Formal Definition of Dangerous Driving
Dangerous driving is a criminal offence that the Criminal Code of Canada describes as operating “a motor vehicle in a manner that is dangerous to the public, having regard to all the circumstances, including the nature, condition and use of the place at which the motor vehicle is being operated and the amount of traffic that at the time is or might reasonably be expected to be at that place.”
What the Offence of Dangerous Driving Means in Practice
As with every criminal offence, in order for you to be convicted, the Crown (the prosecutor) has to prove each element of the offence beyond a reasonable doubt. In the case of dangerous driving, the Crown has to prove the following:

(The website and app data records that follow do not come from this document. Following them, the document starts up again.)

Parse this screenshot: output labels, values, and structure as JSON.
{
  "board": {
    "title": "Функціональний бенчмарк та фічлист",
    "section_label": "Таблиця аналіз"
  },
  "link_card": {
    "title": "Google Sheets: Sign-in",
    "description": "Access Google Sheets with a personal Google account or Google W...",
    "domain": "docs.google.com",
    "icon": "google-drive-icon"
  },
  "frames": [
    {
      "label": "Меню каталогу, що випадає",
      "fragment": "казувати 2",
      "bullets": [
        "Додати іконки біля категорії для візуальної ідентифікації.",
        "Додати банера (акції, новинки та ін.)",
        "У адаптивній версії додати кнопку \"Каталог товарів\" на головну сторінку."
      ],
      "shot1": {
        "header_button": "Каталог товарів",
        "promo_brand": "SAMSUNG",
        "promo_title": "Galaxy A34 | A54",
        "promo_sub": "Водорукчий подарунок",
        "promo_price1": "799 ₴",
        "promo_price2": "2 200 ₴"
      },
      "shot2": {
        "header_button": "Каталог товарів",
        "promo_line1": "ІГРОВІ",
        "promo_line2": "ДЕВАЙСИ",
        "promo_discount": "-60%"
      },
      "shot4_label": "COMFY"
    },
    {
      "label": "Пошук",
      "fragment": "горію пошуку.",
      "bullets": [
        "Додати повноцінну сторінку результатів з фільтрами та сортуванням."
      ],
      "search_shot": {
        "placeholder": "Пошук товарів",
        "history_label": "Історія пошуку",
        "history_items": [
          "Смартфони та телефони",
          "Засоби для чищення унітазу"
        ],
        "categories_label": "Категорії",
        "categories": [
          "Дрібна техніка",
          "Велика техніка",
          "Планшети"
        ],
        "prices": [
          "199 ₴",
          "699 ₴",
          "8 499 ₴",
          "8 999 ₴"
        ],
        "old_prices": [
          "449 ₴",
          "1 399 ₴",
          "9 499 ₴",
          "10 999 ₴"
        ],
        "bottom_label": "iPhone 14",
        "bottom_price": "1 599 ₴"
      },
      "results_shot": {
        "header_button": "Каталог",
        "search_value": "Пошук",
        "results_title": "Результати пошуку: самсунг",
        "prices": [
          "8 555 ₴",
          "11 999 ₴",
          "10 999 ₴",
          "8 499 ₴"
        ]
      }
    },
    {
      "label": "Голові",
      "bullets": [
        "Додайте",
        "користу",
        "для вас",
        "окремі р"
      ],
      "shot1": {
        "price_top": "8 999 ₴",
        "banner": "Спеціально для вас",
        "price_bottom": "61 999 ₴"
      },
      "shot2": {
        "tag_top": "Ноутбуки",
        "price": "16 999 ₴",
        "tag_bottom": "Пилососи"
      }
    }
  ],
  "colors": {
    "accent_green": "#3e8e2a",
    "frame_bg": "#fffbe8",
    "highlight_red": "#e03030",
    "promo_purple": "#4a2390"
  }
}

- That your driving was actually dangerous given the circumstances. An important consideration with respect to this part of dangerous driving is that because the offence says “having regard to all the circumstances,” context is very important in the decision as to whether driving is dangerous. For example, if a driver is going 150 km/hr on a crowded residential street, it is more likely that this driving will be found dangerous than if he is driving at the same speed on a deserted highway. This means that in preparing your criminal defence to a charge of dangerous driving, an experienced paralegal would look to explain the ways in which context indicates that the driving as not dangerous.
- That driving was a significant or marked departure from the standard of a reasonable and prudent person. In essence, the driver’s behaviour must be fairly egregious to amount to dangerous driving. For example, momentary inattention or a brief moment of negligence while driving does not amount to dangerous driving. An experienced paralegal would look to explain that your behaviour was not very different from what would be considered normal under the circumstances.
- That any reasonable person in your particular place would have been aware that he or she was driving dangerously. An experienced paralegal would look for circumstances that would indicate that a person in your circumstances wouldn’t be aware that their driving is dangerous.
- Finally, it is important to note that even if a serious accident took place, it doesn’t automatically mean that either driver, even the driver at fault, was driving dangerously. No matter what the accident was, the Crown prosecutor would need to establish each of the three points above before you can be convicted of dangerous driving.
Consequences of a conviction for dangerous driving.
There are three major consequences to being convicted of dangerous driving.
- Imprisonment for a term of up to 6 months, a fine of up to $5,000.00, or both.
- Automatic prohibition to operate a motor vehicle for at least 12 months. The judge has no discretion to allow you to keep your license, no matter what.
- A criminal record, which can affect your ability to travel or obtain certain employment. A criminal record lasts forever unless you receive a pardon. Currently, you must wait for at least five years before you are eligible to apply for a pardon.
Moreover, it is important to note that, depending on the circumstances of the case, dangerous driving can be punished more severely. First, the Crown may choose to proceed “by indictment,” and ask for more serious consequences if the prosecutors feel the situation warrants this. Second, if the consequences of dangerous driving caused death or significant physical harm to someone, the Criminal Code itself outlines different offences and different applicable levels of punishment.
The difference between dangerous driving and careless driving
The last topic to cover with respect to a charge of dangerous driving is the difference between dangerous driving and careless driving. These are two separate charges, and the difference between them is not always clear, because they have some similarities. Despite any similarities, however, there are major differences:
- First, the charges are substantially different. In order to be convicted of dangerous driving, the prosecutor must prove that there was actually a danger to the public. In order to be convicted of careless driving, the prosecutor need only prove that you were driving without due care or attention. There must be negligence on your part, but not necessarily danger to the public.
- Dangerous driving is a criminal offence included in the Criminal Code of Canada. Careless driving is a provincial offence prohibited by an Ontario provincial statute, the Highway Traffic Act. This means that a person convicted of dangerous driving is going to have a criminal record, and a person convicted of careless driving will not.
- A person convicted of dangerous driving automatically loses his or her license for at least one year. When it comes to careless drivers, the judge can decide whether to order your license to be suspended or not. In most situations, you do not lose your driver’s license for careless driving.
How a paralegal can help you with a dangerous driving charge
If a charge of dangerous driving does not include any aggravating factors, such as physical injury or death of another person, the Crown prosecutor usually requests lower punishment (no more than six months in prison and/or a fine of up to $5,000) and applies simpler procedures, choosing what’s called a process by summary conviction.
If the prosecutor proceeds this way, by summary conviction, then the accused can be represented by a paralegal. Experienced paralegals can deliver the same result at lower cost than lawyers. At Spectrum Paralegal, we charge flat rates.
For us, the minimum goal is usually to show that your driving was not dangerous, but was careless at most. This can allow you to avoid a criminal record and other consequences associated with a charge of dangerous driving. Of course, depending on the situation, it may also be a good option to plead not guilty and move forward with a trial.
Contact us today for a free assessment of your case.